In-keeping with agile development principles, we don't use a strict/heavy-weight development process. Each member of the development team is free to use quite different approaches to software development. However, we aim to follow the following principles to ensure that there is a basic level of consistency across the Epsilon platform and its development.
Be mindful of different use cases: design, implementation and evolution of the platform respects that Epsilon can be used in different environments (from Eclipse or stand-alone) and on different operating systems (Windows, Linux, Mac OS); and that Epsilon programs can be invoked in different manners (Eclipse launch configurations, Ant tasks, programmatically).
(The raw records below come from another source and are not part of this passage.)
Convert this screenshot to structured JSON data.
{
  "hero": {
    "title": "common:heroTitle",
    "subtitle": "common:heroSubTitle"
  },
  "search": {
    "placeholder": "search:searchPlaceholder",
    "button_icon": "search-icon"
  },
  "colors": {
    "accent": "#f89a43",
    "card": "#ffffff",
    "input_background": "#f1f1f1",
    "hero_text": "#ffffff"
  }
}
Maintain backwards-compatibility: the APIs exposed by Epsilon should be stable. Changes should not break client code. We use deprecation to warn users that an API has changed, and might be changed in a breaking manner in a future version of Epsilon.
Collectively own the code: all of the code is owned by the entire team, and anybody can make changes anywhere. Often, we work together on changes to the core of the platform, or to languages that a particular committer has developed initially (e.g., we might work closely with Antonio on a change to EUnit, because Antonio has done most of the recent work on EUnit).
Collaborate on design: although we rarely practice "live" pair programming, we do share patches and discuss important design decisions internally.
Adhere to code conventions: we do not place opening brackets on their own line.
Favour automated testing: to provide some assurance that we are shipping working code, we include automated tests along with feature code.
Favour testing over testing-first: although we appreciate the benefits of test-first and test-driven development, we do not always develop tests first, often preferring peer review to make design decisions.
Everyone uses the same testing frameworks: currently we favour JUnit 4 and Mockito for testing and mocking, respectively. Older code might still use other libraries (e.g. JUnit 3 and JMock), and we aim to replace these when we encounter them.
Trace changes using Bugzilla: we use Bugzilla to document and discuss design and implementation changes. We often raise our own bugs. We use bug numbers in commit messages to maintain trace links between the code and discussions about the code.
Adhere to Bugzilla conventions: we follow a small set of Bugzilla conventions.
Source Code Management
Describe commits with meaningful messages: to ensure that the history of the code can be understood by every member of the team, we endeavour to make our commit messages understandable and traceable. Metadata is often include in commit messages, for example: "[EOL] Fixes bug #123456, which prevented the creation of widgets."
Avoid large commits: to ensure that the history of the code can be understood by every member of the team, we favour breaking large commits into smaller consecutive commits.
Favour distributed version control: to make use of 2-stage commits and cheap local branching, we recommend using git-svn as a client for the Subversion repository.
Avoid branching on the server: when using git-svn, we typically use local branching rather than remote branching, because branching and switching between branches takes longer with Subversion (because it requires communication with the server).
No forum post goes unanswered: to maintain and foster the community around Epsilon, we answer every question on the user forum.
Encourage users to produce minimal examples: if we need to reproduce a user's issue, we will often ask for a minimal example to aid in debugging. We have found this to be effective because it allows us to focus most of our time on fixing issues, and because users sometimes discover the solution to their issue while producing the minimal example.